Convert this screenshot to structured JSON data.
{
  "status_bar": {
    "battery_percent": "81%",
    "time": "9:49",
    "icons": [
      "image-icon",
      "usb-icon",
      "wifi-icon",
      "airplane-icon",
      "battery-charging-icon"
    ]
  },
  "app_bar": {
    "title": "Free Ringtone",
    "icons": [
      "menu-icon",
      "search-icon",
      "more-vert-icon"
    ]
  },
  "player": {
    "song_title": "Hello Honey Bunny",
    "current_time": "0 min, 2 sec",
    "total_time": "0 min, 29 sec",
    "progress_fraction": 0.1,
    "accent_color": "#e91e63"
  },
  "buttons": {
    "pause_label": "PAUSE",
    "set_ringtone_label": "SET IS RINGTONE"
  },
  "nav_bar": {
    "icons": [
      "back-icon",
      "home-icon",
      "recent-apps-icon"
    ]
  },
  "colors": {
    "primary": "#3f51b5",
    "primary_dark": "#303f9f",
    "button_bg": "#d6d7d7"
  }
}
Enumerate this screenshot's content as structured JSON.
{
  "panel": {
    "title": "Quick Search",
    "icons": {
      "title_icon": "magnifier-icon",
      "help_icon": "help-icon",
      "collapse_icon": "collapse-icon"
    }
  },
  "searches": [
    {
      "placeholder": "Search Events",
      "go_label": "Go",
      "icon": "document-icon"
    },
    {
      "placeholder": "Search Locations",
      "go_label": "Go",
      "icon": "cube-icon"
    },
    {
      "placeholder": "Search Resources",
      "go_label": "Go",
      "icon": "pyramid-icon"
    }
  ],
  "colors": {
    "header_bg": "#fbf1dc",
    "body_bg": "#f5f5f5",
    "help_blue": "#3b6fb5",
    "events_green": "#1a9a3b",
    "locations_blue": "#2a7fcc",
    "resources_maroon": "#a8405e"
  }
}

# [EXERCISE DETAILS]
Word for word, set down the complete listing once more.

# [RESULT]
Convert this screenshot to structured JSON data.
{
  "status_bar": {
    "battery_percent": "81%",
    "time": "9:49",
    "icons": [
      "image-icon",
      "usb-icon",
      "wifi-icon",
      "airplane-icon",
      "battery-charging-icon"
    ]
  },
  "app_bar": {
    "title": "Free Ringtone",
    "icons": [
      "menu-icon",
      "search-icon",
      "more-vert-icon"
    ]
  },
  "player": {
    "song_title": "Hello Honey Bunny",
    "current_time": "0 min, 2 sec",
    "total_time": "0 min, 29 sec",
    "progress_fraction": 0.1,
    "accent_color": "#e91e63"
  },
  "buttons": {
    "pause_label": "PAUSE",
    "set_ringtone_label": "SET IS RINGTONE"
  },
  "nav_bar": {
    "icons": [
      "back-icon",
      "home-icon",
      "recent-apps-icon"
    ]
  },
  "colors": {
    "primary": "#3f51b5",
    "primary_dark": "#303f9f",
    "button_bg": "#d6d7d7"
  }
}
Enumerate this screenshot's content as structured JSON.
{
  "panel": {
    "title": "Quick Search",
    "icons": {
      "title_icon": "magnifier-icon",
      "help_icon": "help-icon",
      "collapse_icon": "collapse-icon"
    }
  },
  "searches": [
    {
      "placeholder": "Search Events",
      "go_label": "Go",
      "icon": "document-icon"
    },
    {
      "placeholder": "Search Locations",
      "go_label": "Go",
      "icon": "cube-icon"
    },
    {
      "placeholder": "Search Resources",
      "go_label": "Go",
      "icon": "pyramid-icon"
    }
  ],
  "colors": {
    "header_bg": "#fbf1dc",
    "body_bg": "#f5f5f5",
    "help_blue": "#3b6fb5",
    "events_green": "#1a9a3b",
    "locations_blue": "#2a7fcc",
    "resources_maroon": "#a8405e"
  }
}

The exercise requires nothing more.